“in everything give thanks; for this is God’s will for you in Christ Jesus” 1 Thessalonians 5:18
To be grateful or thankful seems at times in short supply in my life. For one thing I feel a certain degree of entitlement regarding so many things. I can easily see life not so much as a gift, but as something I deserve. Gratefulness or thankfulness calls me to acknowledge that I have been dependent upon others, that others have done something for me, and that they were of importance in some way to my life. Reliance or dependence upon others causes me to feel weak and vulnerable and those are not feelings I necessarily enjoy. Gratefulness reminds me that the resources to sustain and celebrate life don’t originate with me, but with someone else.
Therefore, thankfulness is something I need to practice. The apostle Paul’s words to the church in Thessalonica are not only a good reminder, but also more than just a nice suggestion. The words “give thanks” are a translation of the Greek verb “eucharisteo”. It is made in the form of a command with ongoing force and it is for every follower of Jesus, and not just some. Paul makes it clear that there is no circumstance in life that falls outside the command to give thanks. Followers of Jesus are to give thanks in everything.

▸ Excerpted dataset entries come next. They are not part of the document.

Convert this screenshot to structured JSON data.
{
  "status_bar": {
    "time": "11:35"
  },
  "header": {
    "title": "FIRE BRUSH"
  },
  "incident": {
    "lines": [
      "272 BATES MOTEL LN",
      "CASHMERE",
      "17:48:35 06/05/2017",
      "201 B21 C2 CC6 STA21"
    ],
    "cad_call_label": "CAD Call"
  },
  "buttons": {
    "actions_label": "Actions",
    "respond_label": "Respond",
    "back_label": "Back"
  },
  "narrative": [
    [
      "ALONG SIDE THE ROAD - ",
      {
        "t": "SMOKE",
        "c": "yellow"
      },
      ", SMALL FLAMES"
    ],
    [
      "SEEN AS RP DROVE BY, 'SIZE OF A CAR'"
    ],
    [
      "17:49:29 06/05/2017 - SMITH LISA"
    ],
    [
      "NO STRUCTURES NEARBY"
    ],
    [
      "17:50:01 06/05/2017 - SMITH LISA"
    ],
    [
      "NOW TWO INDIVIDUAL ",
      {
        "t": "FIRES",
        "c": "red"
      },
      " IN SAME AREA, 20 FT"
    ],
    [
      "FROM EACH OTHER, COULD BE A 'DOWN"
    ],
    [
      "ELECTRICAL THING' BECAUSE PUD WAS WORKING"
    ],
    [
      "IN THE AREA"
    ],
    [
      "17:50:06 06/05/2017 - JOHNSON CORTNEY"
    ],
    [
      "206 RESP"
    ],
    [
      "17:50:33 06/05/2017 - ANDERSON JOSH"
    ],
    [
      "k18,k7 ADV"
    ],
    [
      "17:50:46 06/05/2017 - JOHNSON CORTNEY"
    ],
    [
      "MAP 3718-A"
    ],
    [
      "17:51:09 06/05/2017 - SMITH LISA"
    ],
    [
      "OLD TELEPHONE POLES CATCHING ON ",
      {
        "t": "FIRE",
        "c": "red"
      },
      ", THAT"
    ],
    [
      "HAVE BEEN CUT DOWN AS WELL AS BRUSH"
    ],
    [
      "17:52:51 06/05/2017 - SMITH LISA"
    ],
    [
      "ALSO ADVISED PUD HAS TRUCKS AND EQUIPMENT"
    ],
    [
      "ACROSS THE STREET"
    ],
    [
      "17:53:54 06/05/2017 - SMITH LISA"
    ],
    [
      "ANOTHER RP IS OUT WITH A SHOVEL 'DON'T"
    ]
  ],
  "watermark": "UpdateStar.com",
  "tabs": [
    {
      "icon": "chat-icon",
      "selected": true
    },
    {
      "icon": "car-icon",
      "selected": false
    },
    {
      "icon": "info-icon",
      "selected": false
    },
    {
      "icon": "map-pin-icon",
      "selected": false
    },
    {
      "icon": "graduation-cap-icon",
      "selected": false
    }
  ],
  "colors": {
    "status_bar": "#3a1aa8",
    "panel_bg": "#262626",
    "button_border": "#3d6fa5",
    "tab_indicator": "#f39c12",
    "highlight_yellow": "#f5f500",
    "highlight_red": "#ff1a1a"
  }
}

This implies that one of the marks of those who follow Jesus is an attitude and response of gratefulness in all circumstance. Each and every situation in which we find ourselves provides a context for thankfulness. Some of those situations leave little earthly merit for which to be thankful. But whether the circumstances are good or bad, pleasant or unpleasant, we are called to give thanks. This is not necessarily easy.
This became clear to me as I was driving my car today late for an appointment. I found myself stuck behind a big truck and then at a long signal waiting for my turn to go. All I seemed to care about was how late I was and the waiting didn’t help. I was not grateful for the opportunity to wait, but rather impatient and frustrated with the situation. As I sat at the signal I remembered the command “in everything give thanks”. I began to pray and ask for eyes to see the good in waiting that I was currently missing. I didn’t see a shooting star, burning bush, a parting of the waters, or anything else. What I did experience was a greater awareness of God’s presence in that moment and His presence with me guiding, loving and caring for me is something for which I can always be grateful. Those types of circumstances provide further opportunity to practice thankfulness. It’s not necessarily easy, but it is appropriate and needed in my life.
As I consider the Greek word eucharisteo, give thanks, I am reminded that we derive our word Eucharist, or the Lord’s supper, from this Greek word. Jesus took the bread and cup in the last supper, gave thanks and gave it to His disciples saying this is my body and blood. In one sense He was celebrating a thanksgiving meal with His own disciples. There was no turkey, stuffing, or green bean casserole, but instead His own life offered to them as a gift to receive. He was calling them to a meal of remembrance of all God had done, was presently doing and would continue to do to provide for them the eternal life of His kingdom.
Every time we celebrate communion, the Eucharist, we are reminded that the resources of true life do not originate with us, but with God, in Christ. We are exposed in our weakness and vulnerability and invited to share a gift that only God can provide to sustain us in our need. At the Lord’s table I am reminded that life is a gift and I am so dependent upon that gift. The celebration of this thanksgiving meal, the Eucharist, is humbling. And in some way, every meal, especially the one celebrated during the Thanksgiving holiday, is not only an opportunity to give thanks, but to come humbly and dependent upon the one who invites us to partake of the gift of life.
As you consider your circumstances this Thanksgiving day, my you give thanks for all you are experiencing and especially for the gift of life embodied in Jesus Christ. For all life is a gift to be received from God who is the giver of all good things. Here is some new music to encourage you.